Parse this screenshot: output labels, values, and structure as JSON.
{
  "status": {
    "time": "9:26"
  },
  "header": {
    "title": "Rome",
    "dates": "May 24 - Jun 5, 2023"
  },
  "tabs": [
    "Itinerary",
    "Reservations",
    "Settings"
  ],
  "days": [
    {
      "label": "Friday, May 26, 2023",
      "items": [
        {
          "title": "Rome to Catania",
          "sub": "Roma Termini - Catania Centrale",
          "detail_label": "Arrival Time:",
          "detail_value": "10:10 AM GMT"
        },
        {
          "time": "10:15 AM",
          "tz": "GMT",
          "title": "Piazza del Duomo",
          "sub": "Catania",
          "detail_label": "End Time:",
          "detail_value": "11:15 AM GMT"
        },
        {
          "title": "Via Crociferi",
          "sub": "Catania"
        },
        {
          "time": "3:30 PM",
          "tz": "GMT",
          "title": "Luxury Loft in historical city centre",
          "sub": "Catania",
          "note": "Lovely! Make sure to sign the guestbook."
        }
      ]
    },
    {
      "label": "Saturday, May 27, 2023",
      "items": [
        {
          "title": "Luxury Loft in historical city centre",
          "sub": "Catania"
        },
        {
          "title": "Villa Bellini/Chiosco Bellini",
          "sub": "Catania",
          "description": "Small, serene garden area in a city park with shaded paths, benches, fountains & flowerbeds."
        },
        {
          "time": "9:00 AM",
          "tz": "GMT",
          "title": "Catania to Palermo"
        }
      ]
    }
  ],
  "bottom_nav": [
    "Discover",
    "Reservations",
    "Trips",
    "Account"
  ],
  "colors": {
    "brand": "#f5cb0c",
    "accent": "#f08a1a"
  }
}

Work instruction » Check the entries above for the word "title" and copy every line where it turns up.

Answer box »
    "title": "Rome",
          "title": "Rome to Catania",
          "title": "Piazza del Duomo",
          "title": "Via Crociferi",
          "title": "Luxury Loft in historical city centre",
          "title": "Luxury Loft in historical city centre",
          "title": "Villa Bellini/Chiosco Bellini",
          "title": "Catania to Palermo"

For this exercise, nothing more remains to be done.